* Dataset records

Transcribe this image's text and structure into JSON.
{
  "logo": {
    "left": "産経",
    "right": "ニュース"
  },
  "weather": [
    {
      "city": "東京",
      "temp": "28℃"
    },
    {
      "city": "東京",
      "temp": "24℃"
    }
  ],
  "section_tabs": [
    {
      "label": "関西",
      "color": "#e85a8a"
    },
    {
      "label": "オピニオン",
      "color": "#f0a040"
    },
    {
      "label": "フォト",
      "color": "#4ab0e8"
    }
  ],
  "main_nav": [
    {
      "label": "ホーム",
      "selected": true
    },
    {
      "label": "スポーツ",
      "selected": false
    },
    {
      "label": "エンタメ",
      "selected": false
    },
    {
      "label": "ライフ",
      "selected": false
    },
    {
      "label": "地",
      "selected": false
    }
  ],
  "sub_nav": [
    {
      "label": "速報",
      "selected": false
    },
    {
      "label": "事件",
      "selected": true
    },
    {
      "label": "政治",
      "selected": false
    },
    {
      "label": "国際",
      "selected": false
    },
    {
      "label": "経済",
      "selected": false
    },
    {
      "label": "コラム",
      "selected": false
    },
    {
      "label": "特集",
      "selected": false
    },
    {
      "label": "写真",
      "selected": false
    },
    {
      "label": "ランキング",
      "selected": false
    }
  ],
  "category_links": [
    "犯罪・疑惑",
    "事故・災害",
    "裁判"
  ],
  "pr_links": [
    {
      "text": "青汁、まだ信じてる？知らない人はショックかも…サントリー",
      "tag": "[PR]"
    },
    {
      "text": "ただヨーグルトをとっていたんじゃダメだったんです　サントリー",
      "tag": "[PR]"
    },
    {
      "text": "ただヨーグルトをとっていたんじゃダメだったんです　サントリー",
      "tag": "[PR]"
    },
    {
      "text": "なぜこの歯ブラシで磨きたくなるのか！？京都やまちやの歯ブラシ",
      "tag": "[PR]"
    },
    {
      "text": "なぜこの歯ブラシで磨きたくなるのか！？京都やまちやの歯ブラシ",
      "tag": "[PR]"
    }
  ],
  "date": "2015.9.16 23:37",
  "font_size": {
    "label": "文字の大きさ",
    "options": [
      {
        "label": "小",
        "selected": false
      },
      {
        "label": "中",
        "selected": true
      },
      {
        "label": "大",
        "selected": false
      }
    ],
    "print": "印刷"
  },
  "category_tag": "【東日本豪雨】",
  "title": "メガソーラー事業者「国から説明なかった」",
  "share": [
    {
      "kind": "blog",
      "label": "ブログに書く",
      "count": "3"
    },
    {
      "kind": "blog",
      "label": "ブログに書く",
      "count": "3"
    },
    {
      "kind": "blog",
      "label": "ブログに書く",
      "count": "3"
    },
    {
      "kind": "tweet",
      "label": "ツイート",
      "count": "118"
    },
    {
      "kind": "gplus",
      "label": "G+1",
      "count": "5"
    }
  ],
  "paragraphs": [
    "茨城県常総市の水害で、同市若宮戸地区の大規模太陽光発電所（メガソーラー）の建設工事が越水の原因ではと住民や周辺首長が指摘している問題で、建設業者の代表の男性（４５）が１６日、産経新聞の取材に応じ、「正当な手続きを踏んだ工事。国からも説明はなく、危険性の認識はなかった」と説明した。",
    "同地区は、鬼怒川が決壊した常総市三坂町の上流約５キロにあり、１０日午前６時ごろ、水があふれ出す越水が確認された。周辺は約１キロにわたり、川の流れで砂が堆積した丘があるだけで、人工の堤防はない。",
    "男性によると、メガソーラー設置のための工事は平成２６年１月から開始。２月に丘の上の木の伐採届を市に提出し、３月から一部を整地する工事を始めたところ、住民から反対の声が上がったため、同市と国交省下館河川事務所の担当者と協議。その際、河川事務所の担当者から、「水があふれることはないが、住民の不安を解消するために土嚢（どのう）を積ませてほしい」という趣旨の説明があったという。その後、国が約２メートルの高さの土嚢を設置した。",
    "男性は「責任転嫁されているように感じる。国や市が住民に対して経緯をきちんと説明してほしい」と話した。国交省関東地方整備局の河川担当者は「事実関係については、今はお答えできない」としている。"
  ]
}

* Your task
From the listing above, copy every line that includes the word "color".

* Answer to the exercise
      "color": "#e85a8a"
      "color": "#f0a040"
      "color": "#4ab0e8"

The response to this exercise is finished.